Neal McCluskey repeats a common talking point used by for-profit college lobbyists over at the Cato@Liberty blog:
Community colleges might be a good option for some people, but they are hardly paragons of educational success. Quite the opposite: According to the U.S. Department of Education, they have the worst graduation rates of any two-year sector of higher education. Only around 22 percent of public, two-year college students graduate within three years, versus roughly 49 percent of private, not-for-profit attendees and about 59 percent of private, for-profit students.
I heard Harris Miller, the head of the Association of Private Sector Colleges and Universities (née Career College Association) say the same thing last week.
It’s a great talking point–for-profit colleges are nearly three times better at graduating students than the darling community college sector. It’s also a distortion of the facts that relies upon an apples-to-oranges comparison.
So here’s the 2009 graduation rate picture for 2-year public institutions (or community colleges) versus 2-year for-profit institutions:
Open and shut case right? For-profits have a graduation rate that is three times better.
Not so fast.
The difference looks gigantic, but that’s because the for-profit figure is primarily composed of certificates, while the community college number is mainly associate degrees and does not include large numbers of transfer students.
Here’s how the numbers look when you break them down further:
The two are almost complete opposites. Community colleges produced the vast majority of their graduates in programs of at least two years and less than four years–most likely associate degrees. They also had a substantial number of students who transferred out. Unfortunately, we don’t know where they ended up, but it’s a safe bet that a relatively large number went to a four-year school and just did not earn a degree from the community college.
For-profits, on the other hand, mostly had graduates in programs of less-than two years. This could include a nine-month cosmetology certificate or other programs that are much shorter and easier to complete than an associate degree.

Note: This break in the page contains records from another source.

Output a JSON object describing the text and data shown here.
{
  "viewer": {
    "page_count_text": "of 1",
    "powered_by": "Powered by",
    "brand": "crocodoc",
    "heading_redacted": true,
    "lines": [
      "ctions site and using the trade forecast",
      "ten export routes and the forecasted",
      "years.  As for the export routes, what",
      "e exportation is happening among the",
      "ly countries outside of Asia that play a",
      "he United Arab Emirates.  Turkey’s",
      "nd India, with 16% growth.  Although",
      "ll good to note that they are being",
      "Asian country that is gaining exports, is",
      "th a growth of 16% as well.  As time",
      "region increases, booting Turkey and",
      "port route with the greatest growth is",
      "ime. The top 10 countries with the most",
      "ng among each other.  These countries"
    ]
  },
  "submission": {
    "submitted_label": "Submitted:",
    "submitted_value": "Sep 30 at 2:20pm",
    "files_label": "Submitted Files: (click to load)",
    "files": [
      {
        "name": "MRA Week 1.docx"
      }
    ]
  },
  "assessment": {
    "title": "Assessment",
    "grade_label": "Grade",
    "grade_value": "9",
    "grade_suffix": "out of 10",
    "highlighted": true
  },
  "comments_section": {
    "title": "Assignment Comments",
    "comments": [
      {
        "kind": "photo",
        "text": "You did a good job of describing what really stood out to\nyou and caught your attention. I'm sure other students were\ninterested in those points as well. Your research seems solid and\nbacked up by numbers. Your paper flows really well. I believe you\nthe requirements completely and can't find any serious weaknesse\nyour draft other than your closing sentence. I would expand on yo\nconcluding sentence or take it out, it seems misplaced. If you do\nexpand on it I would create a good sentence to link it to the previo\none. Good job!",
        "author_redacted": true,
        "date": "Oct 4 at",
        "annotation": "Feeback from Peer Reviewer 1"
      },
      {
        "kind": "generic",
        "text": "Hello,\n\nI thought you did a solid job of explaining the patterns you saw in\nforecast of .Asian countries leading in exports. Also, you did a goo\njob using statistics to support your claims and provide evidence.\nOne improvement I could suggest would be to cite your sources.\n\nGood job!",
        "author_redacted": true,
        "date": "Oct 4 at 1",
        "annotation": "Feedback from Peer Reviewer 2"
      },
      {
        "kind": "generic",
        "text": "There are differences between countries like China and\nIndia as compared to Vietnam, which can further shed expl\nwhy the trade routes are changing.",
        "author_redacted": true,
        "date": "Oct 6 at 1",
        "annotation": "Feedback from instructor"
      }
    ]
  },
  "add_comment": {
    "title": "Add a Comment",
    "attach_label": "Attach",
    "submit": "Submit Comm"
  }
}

All of this underscores a difficulty with how federal graduation rate data are reported. Currently, the graduation rate schools report is based on their institution type. So a four-year institution reports a bachelor’s degree cohort, two-year institutions report a degree/certificate-seeking cohort that can be broken down by program length, and less-than two-year institutions just report their graduation rates. Where this breaks down is if the type of credentials you award don’t match your sector–i.e. a four-year institution that mostly awards associate degrees or a two-year institution that mostly awards certificates.
Instead of basing graduation rates on types, it would be nice to see schools report graduation rates by credential type. This would allow you to compare degrees to degrees, not degrees to certificates.
So, what do these graduation rates look like if we take all transfers, still enrolled students, and programs of less-than two years out of the numerators and denominators?
Community colleges and two-year for-profits are about even. But this doesn’t take into account the more than 100,000 transfers at community colleges, many of whom probably ended up at four-year schools. Part of the mission for community colleges is to prepare students to enter a four-year school, so they should get some credit for successful transfers. If you added transfers into the numerator and denominator, then you get completion rates of 37 percent for community colleges versus 20 percent for the for-profits.
Let’s be clear, completion rates of between 19 percent and 37 percent aren’t good and need to get better. But comparing that 59 percent figure to community colleges’ success rates fails to recognize the differences between these sectors. If we want to talk about success at for-profits, we should recognize that that they have good graduation rates for short certificate programs–about 67 percent for schools of less-than two-years and about 56 percent for similarly short programs at two-year schools. But when you measure their success at longer programs, the numbers aren’t very good and are certainly not three times better than community colleges.
It’s also worth noting that successfully finishing a nine-month or yearlong certificate isn’t the same thing as an associate degree. The shorter the program, the easier it is to finish because there’s less time for other work, family, and life problems to intervene.
Certificates also doesn’t put students on the path to earn a bachelor’s degree the same way that an associate degree can. We know that students who transfer from a community college to a four-year institution graduate at about the same rate as freshmen who started there. Certificate students by and large aren’t following that path.
No one can argue that the completion rates at community colleges are particularly great. But to belittle their graduation figures through a comparison to much shorter credentials is misleading. It’s like comparing runner times in a 10K to those in a 5K and then declaring the latter group much faster.